- Sun A Year After: The Open Source Projects — roundup of what happened to Sun’s open source projects after the Oracle acquisition. It’s like the plague struck: some are dead, some are dying, some are fearful, others plough on resolutely.
- libcpu — open source library for emulating CPUs, built on llvm. (via a Stackoverflow answer on emulators)
- MIT Open Courseware Supports Independent Learners — they’ve taken some popular classes and made sure the material stands alone, by writing new material to replace references to closed/offline/etc. textbooks. OCW Scholar is not a distance-learning program, but rather educational materials provided for free without the support of an instructor or teaching assistant. The trade-off for this content-based approach without interaction is that OCW Scholar can be used by a very large audience for only the cost of digital distribution. How long until cheap teaching universities spring up, offering the MIT courseware with on-site TAs?
ENTRIES TAGGED "sun"
APIs may be IP, and C remains popular, even when obfuscated.
We look at the legal status of APIs and how the Oracle versus Google suit may be affecting it, along with the relative popularity of languages and the world's worst C programs.
Getting serious about Siri, Open Office on the rocks, and Google embraces SQL.
This week, we ask if Apple's Siri has more than novelty value, and decide it does. Open Office needs you (or at least your money) to stay afloat, and Google bends to developer pressure and finally adds SQL support to its cloud computing platform.
More bucks for Microsoft, more horsepower for SPARC, and more votes for ... someone.
Samsung agrees to pay Microsoft royalties for Android use. Elsewhere, Oracle keeps the SPARC line alive, and the hackability of voting machines is exposed.
The Linux kernel gets to 3.0, Oracle is bitten by the Internet's long memory, and more lawsuit fever.
The Linux kernel gets to version 3.0. Meanwhile, Oracle doesn't seem to remember the warm reception that Sun gave Android, and big players get lawsuits on their doorsteps.

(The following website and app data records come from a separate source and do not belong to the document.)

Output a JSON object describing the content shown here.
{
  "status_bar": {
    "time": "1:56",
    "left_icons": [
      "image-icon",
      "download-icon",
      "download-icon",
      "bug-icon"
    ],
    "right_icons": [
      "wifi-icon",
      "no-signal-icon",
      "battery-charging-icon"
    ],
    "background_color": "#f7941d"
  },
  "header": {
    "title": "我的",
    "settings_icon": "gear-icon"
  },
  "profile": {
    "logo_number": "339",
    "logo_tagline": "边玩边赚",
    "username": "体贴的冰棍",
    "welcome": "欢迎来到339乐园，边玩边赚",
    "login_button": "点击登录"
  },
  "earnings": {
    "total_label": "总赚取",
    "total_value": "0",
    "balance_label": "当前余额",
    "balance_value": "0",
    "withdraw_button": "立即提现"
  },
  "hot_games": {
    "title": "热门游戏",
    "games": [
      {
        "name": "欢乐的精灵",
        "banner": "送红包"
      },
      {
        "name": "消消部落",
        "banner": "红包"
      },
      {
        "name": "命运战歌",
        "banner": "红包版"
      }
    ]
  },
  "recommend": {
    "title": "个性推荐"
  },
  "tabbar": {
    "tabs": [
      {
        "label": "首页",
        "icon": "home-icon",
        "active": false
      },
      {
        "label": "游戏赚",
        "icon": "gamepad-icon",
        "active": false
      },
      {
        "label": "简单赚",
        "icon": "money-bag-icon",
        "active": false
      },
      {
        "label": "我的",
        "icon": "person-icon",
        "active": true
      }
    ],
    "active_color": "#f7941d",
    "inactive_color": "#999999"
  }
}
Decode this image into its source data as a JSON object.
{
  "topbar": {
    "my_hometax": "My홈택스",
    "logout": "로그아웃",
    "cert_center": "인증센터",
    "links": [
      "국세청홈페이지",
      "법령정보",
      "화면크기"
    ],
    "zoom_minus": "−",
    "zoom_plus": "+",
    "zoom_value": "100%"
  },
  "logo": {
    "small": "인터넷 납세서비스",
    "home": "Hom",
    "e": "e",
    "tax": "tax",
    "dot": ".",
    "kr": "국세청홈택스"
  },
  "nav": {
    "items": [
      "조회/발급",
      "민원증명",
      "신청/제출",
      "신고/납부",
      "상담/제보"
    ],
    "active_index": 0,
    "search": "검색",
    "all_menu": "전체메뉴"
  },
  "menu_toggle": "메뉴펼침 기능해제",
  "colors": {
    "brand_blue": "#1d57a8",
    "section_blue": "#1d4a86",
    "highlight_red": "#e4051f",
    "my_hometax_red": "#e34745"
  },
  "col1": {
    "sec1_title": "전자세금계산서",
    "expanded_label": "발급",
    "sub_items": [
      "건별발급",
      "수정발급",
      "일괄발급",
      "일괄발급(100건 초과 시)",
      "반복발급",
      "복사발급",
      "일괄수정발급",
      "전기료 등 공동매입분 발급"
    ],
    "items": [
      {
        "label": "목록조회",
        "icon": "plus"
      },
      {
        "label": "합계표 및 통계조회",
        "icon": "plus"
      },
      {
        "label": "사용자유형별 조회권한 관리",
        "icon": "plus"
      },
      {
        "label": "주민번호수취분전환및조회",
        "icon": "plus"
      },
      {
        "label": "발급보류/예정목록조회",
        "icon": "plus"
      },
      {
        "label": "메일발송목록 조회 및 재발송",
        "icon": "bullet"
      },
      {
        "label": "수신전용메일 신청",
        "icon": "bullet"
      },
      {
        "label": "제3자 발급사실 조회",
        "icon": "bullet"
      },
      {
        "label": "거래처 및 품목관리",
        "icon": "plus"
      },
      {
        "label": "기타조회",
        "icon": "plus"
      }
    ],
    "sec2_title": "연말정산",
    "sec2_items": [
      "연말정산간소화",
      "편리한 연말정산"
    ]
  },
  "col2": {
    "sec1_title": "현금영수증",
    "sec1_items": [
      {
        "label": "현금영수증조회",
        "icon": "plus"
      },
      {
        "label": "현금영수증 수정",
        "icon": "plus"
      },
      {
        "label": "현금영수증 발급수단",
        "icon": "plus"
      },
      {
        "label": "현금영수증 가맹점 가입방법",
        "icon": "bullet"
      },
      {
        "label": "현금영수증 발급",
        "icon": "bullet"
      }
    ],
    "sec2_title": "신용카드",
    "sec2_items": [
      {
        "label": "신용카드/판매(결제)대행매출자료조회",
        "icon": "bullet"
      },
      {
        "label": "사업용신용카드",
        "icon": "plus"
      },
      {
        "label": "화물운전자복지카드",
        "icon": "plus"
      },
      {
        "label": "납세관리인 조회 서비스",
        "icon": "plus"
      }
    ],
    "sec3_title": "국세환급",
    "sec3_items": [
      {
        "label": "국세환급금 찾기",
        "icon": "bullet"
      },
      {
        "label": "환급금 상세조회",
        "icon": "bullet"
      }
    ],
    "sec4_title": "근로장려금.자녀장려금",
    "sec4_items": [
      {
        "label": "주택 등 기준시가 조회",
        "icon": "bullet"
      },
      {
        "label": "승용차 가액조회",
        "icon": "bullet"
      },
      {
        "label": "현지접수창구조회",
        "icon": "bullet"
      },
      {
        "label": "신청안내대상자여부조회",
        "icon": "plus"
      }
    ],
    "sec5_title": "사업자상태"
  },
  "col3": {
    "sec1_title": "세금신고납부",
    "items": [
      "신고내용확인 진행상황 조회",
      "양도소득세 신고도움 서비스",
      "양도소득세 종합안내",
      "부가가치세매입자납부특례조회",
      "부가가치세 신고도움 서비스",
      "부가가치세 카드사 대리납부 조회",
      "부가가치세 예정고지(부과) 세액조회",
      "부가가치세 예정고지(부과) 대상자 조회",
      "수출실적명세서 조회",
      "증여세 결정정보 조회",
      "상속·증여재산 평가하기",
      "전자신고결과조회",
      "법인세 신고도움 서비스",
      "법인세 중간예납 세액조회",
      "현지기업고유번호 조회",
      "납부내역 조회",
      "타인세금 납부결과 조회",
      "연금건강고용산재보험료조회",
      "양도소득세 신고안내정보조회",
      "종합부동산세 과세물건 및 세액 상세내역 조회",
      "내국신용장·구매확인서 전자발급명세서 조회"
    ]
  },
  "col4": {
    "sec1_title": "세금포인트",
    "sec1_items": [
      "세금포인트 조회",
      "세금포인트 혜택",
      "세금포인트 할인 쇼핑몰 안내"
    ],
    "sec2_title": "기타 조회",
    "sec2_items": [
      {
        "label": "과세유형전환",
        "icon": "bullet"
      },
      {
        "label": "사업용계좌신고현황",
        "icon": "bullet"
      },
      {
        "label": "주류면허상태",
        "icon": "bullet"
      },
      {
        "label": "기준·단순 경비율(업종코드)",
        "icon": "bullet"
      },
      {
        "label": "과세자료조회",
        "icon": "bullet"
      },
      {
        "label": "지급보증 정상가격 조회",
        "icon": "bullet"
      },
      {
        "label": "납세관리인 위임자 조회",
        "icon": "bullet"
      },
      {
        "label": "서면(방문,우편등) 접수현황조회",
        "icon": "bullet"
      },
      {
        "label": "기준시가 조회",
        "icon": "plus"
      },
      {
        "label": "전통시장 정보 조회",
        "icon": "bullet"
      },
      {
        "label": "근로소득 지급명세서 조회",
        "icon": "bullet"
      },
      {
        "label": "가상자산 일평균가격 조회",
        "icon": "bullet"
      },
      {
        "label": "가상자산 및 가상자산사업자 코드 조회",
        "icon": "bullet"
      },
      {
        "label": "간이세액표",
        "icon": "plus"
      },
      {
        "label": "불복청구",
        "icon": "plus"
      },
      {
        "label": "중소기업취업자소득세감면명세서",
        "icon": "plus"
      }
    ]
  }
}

Apple's iOS 4.2 approaches, OpenOffice loses contributors, IE's share drops slowly, and here come the Chrome netbooks
This week, Apple readies iOS 4.2, OpenOffice loses 33 contributors, competitors chip away at IE's browser share, and soon you'll have a Chrome option for netbooks.
A deep look at Oracle's motivations and MySQL's future
Historic Cartography, MySQL Futures, Timewarping GDB, Open Source Werewolves
- Milestones in the History of Thematic Cartography — This resource provides a comprehensive view of the history of cartography, with examples of maps created throughout the ages and background information about the contexts within which those maps, visualizations and map making technologies were created. Explore each time period, click on the images and stories found throughout each time line, and read more about the history of creating thematic maps as a means of visualizing data. (via Titine on Delicious)
- Interview with Larry Ellison (Infoworld) — Asked about MySQL, “No, we’re not going to spin it off,” even if asked to by the EU, Ellison said. Lots of detail and interesting tidbits in this interview. (via timoreilly on Twitter)
- GDB and Reverse Debugging — GDB version 7.0 (due September 2009) will be the first public release of gdb to support reverse debugging (the ability to make the program being debugged step and continue in reverse). (via Hacker News)
- A New Self-Definition for FOSS — There was this clamour in the past to get companies to open source their products. This has stopped, because all the software that got open source sucked. It’s just not very interesting to have a closed source program get open sourced. It doesn’t help anyone, because the way closed source software is created in a very different way than open source software. The result is a software base that just does not engage people in a way to make it a valid piece of software for further development. I don’t agree entirely with this quoted piece, but there’s a lot to what he says. Open source is not a silver bullet–hell, most people don’t even know what the werewolf is. Open sourcing doesn’t magically make developers appear, open sourcing doesn’t magically make a market appear. Your closed source problems still exist after you open source because it’s. not. about. you. It’s about the users and their comfort, abilities, and freedoms. (via Simon Willison)
At OSCON in 2006, I followed sessions that discussed how open source companies would fare when big corporations come in. Back then there were only a handful of examples of big companies purchasing small open source companies. Three years later, we've witnessed MySQL AB get swallowed by Sun, only to have Sun be swallowed by Oracle. Now there are…
In the Jonathan Schwartz interview at the Web 2.0 Expo in San Francisco yesterday, I screwed up. After learning we weren't set up for audience Q&A with microphones, I thought, "well then, I'll just suggest to the audience that they twitter questions @timoreilly, and I'll check my phone during the interview." I kept checking, but no questions. Bummer. Not…